“As we announced months ago, President Obama will deliver speeches from time to time,” he told The Independent. “Some of those speeches will be paid, some will be unpaid, and regardless of venue or sponsor, President Obama will be true to his values, his vision, and his record.
“He recently accepted an invitation to speak at a health care conference in September, because, as a President who successfully passed health insurance reform, it’s an issue of great importance to him. With regard to this or any speech involving Wall Street sponsors, I’d just point out that in 2008, Barack Obama raised more money from Wall Street than any candidate in history – and still went on to successfully pass and implement the toughest reforms on Wall Street since FDR.
“And while he’ll continue to give speeches from time to time, he’ll spend most of his time writing his book and, as he said in Chicago this week, focusing his post-presidency work on training and elevating a new generation of political leaders in America.”

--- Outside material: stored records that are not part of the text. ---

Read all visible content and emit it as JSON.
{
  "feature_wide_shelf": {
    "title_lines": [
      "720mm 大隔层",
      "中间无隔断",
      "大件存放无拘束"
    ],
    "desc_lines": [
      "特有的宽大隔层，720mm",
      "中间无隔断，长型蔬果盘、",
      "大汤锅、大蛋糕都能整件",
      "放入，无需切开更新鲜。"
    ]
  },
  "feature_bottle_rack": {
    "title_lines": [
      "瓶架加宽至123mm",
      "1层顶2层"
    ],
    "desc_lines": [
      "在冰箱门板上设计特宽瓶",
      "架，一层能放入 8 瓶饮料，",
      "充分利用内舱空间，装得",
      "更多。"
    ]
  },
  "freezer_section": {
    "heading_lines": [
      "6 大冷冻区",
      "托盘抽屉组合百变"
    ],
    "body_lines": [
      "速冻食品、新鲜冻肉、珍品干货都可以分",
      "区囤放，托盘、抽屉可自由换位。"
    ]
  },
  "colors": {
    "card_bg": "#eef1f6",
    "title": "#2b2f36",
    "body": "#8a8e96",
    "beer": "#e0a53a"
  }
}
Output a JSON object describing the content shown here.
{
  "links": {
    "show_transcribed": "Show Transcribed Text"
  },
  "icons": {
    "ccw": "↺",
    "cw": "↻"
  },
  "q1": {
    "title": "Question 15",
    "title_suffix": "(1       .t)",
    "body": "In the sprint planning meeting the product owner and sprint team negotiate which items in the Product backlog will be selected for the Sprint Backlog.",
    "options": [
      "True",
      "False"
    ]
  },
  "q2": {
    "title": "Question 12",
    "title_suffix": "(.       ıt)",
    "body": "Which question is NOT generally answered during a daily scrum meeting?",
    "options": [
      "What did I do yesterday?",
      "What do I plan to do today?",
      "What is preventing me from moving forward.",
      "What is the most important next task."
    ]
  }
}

Mr Obama, who left the White House almost 100 days ago, took to the stage in Chicago for his first public appearance since Donald Trump’s inauguration on Monday. Returning to the city he launched his political career in, he revealed his first post-White House project would focus on urging the next generation to become more politicised and civically engaged.